In truth, we are about to see a radical reset—of the current reset. It will be a different sort of transformation than the elites are expecting and one that they should greatly fear.
The world and the United States are furious over hyperinflation that may soon exceed 10 percent per year. We will be lucky if it ends only in recession or stagflation, rather than a global depression.
The mess was created by the same apparat who bought into “modern monetary theory.” That silly university idea claimed prosperity would follow vastly expanding the money supply, keeping interest rates at de facto zero levels, running huge annual deficits, piling up unsustainable national debt, and subsidizing workers to stay home.
Natural gas and oil costs are now soaring to unsustainable levels—and to the point where the middle class simply will not be able to travel, keep warm in winter, or cool in summer.
Both in Europe and the United States left-wing governments deliberately curbed drilling and non-Russian pipelines. They shut down nuclear power plants and subsidized costly, inefficient solar and wind projects. They ended up not with utopia, but with fuel shortages, high prices, and energy dependency on the world’s most repressive regimes.
The woke revolution in the West was supposed to teach us that the “white male”-dominated Western world is toxic.
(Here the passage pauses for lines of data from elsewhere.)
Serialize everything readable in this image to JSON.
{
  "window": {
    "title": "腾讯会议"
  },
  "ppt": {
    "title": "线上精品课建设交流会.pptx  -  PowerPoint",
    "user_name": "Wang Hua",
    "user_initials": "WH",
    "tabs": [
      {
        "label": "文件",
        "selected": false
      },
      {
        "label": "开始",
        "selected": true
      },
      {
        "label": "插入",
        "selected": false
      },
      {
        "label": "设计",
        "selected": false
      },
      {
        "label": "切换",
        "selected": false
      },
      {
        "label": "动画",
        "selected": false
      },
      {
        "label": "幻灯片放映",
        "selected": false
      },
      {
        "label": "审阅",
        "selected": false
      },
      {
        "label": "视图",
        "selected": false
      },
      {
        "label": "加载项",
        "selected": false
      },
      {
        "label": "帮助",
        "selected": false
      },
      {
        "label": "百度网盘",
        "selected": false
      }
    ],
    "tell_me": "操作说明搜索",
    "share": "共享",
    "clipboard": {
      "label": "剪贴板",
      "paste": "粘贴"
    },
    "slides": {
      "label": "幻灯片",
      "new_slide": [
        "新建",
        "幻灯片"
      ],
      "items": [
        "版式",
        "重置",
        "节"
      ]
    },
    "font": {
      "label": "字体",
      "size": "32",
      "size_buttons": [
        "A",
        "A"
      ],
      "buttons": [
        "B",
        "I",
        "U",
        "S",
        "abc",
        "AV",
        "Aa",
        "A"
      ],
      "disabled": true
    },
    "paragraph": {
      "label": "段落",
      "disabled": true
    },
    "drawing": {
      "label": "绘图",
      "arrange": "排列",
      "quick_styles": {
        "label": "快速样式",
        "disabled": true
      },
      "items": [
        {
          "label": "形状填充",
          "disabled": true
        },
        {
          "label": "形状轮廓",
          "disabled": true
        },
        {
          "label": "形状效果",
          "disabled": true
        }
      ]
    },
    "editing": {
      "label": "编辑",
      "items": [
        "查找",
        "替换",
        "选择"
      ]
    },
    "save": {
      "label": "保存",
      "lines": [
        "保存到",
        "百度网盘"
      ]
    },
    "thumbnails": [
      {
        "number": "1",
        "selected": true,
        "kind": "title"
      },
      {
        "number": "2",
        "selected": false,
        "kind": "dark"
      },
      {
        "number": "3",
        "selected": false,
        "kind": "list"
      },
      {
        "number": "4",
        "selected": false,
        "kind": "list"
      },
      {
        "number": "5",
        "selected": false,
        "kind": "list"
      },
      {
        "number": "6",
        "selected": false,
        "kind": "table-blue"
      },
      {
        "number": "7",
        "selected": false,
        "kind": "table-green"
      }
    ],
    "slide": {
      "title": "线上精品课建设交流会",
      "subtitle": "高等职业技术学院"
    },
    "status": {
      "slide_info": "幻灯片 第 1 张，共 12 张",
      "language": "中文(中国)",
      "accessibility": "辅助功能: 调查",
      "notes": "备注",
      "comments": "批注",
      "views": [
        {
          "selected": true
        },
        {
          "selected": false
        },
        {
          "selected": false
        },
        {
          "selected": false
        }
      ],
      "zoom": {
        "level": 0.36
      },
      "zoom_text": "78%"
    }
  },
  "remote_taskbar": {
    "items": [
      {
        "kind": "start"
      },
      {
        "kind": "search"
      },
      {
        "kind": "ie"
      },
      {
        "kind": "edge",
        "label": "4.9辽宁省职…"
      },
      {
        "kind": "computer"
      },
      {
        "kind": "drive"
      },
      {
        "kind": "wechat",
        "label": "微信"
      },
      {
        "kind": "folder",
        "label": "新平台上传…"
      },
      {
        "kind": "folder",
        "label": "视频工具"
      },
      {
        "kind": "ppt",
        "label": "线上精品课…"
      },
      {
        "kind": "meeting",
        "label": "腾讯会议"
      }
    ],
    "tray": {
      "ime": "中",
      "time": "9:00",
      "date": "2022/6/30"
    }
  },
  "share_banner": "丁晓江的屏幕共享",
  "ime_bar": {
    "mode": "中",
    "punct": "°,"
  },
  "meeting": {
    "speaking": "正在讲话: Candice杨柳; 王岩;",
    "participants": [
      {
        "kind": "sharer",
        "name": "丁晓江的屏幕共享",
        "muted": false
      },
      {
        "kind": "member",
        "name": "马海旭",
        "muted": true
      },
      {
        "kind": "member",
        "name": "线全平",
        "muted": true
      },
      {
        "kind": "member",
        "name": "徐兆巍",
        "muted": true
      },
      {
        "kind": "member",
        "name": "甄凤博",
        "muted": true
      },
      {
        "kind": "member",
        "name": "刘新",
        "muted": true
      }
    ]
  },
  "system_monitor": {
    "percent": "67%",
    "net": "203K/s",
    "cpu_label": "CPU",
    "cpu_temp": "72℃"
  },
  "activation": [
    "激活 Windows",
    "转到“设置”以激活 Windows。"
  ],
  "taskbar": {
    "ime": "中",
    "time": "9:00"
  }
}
Its origins, ascendence, and current leisure and affluence were supposedly due only to systemic exploitation, racism, and sexism.
Elites introduced cancel culture, doxxing, deplatforming, and social ostracism to shame these supposed exploiters and to destroy their lives and careers.
Few asked how a supposedly noxious West of some 2,500 years duration became the number one destination of millions of global non-Western migrants and offered the greatest degree of global prosperity and freedom for its citizens.
So a reset reckoning is coming—in reaction to the “new orders” championed by Biden and the Davos set.
In the November 2022 midterms, we are likely to see a historic “No!” to the orthodox left-wing agenda that has resulted in unsustainable inflation, unaffordable energy, war, and humiliation abroad, spiraling crime, racial hostility—as well as arrogant defiance from those who deliberately enacted these disastrous policies.
What will replace it is a return to what until recently had worked.
Closed and secure borders with only legal and measured immigration will return. Americans will demand tough police enforcement and deterrent sentencing, and a return to integration and the primacy of individual character rather than separatist fixations on the “color of our skin.”
The public will continue to tune out of the partisan and mediocre “mainstream” media. We will see greater increased production of oil and natural gas to transition us slowly to a wider variety of energy, strong national defense, and deterrent foreign policies.
The prophets of the new world order sowed the wind and they will soon reap the whirlwind of an angry public worn out by elite incompetence, arrogance, and ignorance.’https://www.theepochtimes.com/the-real-reset-is-coming_4359506.html?est=%2FxtgDjc8eJpffOedD%2BiK6%2BVFD8sLoyyHLVRiF5LcxFBSV%2F4oNX50yQ4o1vNHHKXPiQ%3D%3D
This is a MUST watch.